» **Exercise**
Please look for the string "resources" below and report every line in which it occurs.

** Opening Extracted information block **

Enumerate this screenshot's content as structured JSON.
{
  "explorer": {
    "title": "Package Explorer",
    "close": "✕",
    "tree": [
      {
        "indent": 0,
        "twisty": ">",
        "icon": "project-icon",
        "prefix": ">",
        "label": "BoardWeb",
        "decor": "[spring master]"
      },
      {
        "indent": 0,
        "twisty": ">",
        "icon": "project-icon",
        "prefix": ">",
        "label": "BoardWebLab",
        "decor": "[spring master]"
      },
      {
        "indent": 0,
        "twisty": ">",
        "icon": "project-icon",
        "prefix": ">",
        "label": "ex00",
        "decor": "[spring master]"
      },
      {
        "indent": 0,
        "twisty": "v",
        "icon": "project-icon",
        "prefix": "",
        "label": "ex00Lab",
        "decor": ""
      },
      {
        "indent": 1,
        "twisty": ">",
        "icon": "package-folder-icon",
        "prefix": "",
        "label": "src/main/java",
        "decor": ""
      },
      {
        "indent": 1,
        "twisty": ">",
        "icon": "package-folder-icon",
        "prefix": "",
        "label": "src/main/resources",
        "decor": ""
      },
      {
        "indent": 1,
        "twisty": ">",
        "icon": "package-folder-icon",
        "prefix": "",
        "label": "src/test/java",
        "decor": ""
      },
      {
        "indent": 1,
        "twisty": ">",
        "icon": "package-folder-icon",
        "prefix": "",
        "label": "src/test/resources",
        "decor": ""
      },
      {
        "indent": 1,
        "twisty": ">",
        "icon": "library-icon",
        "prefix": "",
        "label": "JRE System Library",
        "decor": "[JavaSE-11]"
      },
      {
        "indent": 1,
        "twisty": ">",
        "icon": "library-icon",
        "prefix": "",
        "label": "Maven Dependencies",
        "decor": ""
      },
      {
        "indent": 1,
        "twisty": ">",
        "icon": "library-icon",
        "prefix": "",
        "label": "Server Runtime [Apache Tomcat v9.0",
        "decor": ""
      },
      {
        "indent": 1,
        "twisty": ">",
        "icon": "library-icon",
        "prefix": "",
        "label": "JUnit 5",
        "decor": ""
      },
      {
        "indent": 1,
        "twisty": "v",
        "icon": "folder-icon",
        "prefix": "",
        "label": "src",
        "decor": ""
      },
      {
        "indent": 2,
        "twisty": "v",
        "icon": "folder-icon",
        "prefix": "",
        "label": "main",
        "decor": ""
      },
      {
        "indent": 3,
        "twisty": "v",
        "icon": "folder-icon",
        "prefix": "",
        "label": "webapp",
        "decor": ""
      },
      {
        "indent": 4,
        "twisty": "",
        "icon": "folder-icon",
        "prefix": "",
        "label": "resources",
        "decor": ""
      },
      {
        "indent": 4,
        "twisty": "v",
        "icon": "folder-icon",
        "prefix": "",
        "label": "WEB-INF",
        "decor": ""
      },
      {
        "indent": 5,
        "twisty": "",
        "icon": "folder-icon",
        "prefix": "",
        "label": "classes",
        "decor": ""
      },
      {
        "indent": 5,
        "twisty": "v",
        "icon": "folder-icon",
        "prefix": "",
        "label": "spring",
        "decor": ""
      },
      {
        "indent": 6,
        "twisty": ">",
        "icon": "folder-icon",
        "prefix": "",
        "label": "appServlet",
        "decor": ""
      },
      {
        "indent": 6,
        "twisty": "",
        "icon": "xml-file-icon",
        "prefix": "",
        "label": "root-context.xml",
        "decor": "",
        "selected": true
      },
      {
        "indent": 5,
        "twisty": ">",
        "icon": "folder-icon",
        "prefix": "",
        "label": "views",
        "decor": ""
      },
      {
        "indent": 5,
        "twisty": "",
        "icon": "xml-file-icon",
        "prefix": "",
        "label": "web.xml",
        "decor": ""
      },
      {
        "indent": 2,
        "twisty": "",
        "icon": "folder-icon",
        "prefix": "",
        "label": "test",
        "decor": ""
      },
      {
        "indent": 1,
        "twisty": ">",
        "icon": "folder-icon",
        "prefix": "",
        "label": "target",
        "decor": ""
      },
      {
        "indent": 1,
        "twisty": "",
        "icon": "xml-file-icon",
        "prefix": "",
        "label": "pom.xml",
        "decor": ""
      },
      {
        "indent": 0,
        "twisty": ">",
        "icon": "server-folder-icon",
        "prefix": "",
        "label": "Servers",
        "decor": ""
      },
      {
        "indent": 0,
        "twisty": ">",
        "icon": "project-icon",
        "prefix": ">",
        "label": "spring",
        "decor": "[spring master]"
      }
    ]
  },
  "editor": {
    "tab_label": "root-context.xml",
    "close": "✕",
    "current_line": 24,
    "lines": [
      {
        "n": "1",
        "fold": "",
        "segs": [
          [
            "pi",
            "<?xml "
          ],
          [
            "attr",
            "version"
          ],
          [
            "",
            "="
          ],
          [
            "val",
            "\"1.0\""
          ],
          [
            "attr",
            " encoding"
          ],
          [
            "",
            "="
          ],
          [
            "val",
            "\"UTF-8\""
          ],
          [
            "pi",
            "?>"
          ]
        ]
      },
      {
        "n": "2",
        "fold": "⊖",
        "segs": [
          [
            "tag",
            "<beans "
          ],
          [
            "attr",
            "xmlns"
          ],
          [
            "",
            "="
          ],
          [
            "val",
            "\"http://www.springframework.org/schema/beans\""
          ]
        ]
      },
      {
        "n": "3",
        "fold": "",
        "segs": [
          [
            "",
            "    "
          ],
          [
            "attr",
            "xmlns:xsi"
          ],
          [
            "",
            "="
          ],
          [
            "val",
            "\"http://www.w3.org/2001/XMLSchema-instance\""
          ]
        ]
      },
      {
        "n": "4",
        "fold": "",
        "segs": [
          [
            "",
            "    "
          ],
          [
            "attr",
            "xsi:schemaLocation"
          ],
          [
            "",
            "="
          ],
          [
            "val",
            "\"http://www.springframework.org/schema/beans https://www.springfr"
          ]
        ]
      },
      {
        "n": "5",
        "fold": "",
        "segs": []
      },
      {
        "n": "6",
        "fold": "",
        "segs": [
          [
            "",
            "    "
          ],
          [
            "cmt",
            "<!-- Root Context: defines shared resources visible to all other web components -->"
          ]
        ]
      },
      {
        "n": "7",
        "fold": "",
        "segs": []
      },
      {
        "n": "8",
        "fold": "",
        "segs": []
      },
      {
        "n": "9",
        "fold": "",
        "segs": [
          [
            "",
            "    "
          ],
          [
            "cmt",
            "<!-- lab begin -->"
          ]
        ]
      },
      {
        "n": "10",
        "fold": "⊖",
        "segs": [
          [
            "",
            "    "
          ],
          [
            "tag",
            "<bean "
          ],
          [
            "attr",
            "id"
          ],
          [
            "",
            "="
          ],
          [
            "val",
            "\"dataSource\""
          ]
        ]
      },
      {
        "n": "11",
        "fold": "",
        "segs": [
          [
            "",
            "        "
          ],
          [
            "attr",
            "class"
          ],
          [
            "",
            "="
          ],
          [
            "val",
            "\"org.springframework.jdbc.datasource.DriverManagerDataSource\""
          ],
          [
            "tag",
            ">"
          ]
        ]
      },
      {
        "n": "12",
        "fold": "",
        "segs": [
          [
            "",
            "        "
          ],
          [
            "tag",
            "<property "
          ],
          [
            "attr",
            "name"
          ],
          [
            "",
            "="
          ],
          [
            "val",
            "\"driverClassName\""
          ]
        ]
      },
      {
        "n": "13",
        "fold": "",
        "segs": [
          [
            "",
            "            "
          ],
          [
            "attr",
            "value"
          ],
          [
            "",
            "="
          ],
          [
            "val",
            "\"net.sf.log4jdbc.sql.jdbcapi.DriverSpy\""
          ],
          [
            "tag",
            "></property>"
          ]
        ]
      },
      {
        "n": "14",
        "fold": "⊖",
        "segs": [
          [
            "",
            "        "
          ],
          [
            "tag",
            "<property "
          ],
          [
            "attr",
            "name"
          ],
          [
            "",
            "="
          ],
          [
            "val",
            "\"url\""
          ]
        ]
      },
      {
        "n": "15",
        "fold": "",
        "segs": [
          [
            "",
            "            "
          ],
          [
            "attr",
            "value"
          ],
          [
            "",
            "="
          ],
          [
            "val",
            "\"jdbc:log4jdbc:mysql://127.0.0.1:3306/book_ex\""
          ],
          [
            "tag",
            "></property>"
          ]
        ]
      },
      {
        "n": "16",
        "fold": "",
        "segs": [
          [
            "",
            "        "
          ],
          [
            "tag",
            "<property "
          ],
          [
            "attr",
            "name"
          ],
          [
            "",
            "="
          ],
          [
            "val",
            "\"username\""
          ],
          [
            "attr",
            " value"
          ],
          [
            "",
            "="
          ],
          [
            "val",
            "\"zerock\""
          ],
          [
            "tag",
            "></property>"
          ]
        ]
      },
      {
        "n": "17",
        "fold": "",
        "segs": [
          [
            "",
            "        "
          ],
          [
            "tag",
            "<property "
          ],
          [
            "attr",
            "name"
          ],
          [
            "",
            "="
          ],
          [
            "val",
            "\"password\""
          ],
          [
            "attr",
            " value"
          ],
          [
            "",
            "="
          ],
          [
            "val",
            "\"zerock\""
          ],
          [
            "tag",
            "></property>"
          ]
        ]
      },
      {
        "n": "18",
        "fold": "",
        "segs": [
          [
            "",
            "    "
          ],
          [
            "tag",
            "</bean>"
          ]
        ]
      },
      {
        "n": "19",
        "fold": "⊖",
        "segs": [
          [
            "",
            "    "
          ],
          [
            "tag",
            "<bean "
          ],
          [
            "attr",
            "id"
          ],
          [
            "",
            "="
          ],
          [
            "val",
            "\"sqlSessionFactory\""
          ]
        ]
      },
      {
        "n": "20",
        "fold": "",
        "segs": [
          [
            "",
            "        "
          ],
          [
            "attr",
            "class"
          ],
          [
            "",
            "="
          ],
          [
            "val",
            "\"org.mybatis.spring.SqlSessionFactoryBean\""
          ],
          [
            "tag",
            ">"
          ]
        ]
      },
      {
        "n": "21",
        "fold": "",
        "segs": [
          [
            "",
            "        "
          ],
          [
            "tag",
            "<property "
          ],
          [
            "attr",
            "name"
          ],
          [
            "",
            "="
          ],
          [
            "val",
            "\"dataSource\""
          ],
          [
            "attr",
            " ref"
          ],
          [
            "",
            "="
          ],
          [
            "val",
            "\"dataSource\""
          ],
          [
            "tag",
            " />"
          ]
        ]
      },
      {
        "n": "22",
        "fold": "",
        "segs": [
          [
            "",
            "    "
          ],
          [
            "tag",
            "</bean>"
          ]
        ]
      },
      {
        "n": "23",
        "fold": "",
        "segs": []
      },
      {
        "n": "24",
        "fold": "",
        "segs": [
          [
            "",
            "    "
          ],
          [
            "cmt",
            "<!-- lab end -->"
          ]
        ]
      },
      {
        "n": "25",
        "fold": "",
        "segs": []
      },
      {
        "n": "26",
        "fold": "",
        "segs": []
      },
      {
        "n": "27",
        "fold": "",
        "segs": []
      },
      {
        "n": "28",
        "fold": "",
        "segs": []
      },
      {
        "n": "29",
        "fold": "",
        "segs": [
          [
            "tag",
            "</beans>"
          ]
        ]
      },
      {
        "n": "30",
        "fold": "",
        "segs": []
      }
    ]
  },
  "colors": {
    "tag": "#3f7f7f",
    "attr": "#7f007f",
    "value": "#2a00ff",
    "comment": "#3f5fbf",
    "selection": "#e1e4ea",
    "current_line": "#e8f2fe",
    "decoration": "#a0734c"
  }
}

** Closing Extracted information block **

» **Finished exercise**
        "label": "src/main/resources",
        "label": "src/test/resources",
        "label": "resources",
            "<!-- Root Context: defines shared resources visible to all other web components -->"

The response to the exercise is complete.